Once the temple opened, the crowd pushed inside, and everyone was headed to one part to get a glimpse of this one area with a silver statue of Lord Krishna. There were temple guards basically peeling people off from the railings surrounding it, because everyone wanted to get a look, and people had young babies and kids they were lifting up to have them get a glimpse. It must be considered very auspicious. Anyway, we got our look, with the crowds pushing in, received yellow and red paint on our foreheads and a blessing from one of the temple gurus, and went on our way.
Vrindavan is on the river Yamuna, and there were all these colorful boats lined up on the banks, so I suggested we go for a quick boat ride. It was fun, though I would not want to have fallen into those waters!
Then we went to a temple on the other end of an extreme – built in the 1950’s by a guru, it gets lit up at night, changing colors every 30 seconds or so. And surrounding the temple is a big complex with all of these displays depicting parts of Krishna’s life.
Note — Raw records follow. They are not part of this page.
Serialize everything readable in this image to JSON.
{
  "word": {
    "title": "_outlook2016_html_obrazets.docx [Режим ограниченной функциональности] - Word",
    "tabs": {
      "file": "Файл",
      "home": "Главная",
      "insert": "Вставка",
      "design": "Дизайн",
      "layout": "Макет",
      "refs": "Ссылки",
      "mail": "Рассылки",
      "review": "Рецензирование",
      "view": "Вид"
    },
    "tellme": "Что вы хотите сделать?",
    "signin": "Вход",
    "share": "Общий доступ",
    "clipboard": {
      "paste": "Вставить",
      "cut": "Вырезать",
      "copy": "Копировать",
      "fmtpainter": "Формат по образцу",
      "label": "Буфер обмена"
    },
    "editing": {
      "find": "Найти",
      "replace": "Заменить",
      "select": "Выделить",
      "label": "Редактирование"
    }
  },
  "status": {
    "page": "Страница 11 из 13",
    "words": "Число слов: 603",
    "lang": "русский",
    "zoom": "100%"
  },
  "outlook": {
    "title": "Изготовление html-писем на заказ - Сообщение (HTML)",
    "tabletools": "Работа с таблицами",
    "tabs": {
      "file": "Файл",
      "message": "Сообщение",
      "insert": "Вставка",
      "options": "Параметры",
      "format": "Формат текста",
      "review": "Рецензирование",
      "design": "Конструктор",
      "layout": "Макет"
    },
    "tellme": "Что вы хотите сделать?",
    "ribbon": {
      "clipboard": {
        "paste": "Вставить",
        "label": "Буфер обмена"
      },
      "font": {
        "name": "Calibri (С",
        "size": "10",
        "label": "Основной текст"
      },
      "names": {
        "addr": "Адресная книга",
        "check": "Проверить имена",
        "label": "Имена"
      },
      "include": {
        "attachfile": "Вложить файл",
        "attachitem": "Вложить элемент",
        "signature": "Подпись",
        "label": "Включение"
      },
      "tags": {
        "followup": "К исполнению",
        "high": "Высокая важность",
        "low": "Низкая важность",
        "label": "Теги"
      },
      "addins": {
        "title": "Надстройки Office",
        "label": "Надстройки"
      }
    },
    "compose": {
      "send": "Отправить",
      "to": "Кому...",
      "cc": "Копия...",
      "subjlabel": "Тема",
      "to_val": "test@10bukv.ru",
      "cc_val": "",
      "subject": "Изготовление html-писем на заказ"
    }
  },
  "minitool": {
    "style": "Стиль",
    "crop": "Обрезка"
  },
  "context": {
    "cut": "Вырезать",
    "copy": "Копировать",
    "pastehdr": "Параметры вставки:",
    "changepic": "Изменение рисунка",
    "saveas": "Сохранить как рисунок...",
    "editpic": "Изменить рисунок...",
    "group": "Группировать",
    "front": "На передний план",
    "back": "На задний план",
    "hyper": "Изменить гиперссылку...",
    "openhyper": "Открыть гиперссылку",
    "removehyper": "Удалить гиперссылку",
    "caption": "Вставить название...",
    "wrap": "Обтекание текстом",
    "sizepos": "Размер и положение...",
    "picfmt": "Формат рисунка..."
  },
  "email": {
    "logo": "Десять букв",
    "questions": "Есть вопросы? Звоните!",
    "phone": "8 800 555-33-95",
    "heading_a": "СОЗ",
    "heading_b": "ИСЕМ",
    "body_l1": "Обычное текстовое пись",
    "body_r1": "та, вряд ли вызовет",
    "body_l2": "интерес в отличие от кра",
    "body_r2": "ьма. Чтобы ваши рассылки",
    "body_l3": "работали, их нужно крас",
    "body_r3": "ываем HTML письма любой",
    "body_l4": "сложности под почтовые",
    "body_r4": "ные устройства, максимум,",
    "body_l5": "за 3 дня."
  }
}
Back at the hotel, at dinner Rashmi and I noticed that there was a wedding going on in the courtyard. We were peeking out, and enough people encouraged us to come out and watch that we soon did. I was in Indian wedding heaven… there was a whole program of various guests performing dances they’d made up on the stage, and it was so much fun to watch. The bride and groom were last, and danced to a Bollywood song that then changed to Ed Sheeran’s Shape of You. So funny. I could have stayed and just listened to the music and watched the dancing all night.
On the way to Jaipur visited chand bowri biggest step well in Abhaneri .
Getting click with Beautiful Art Work .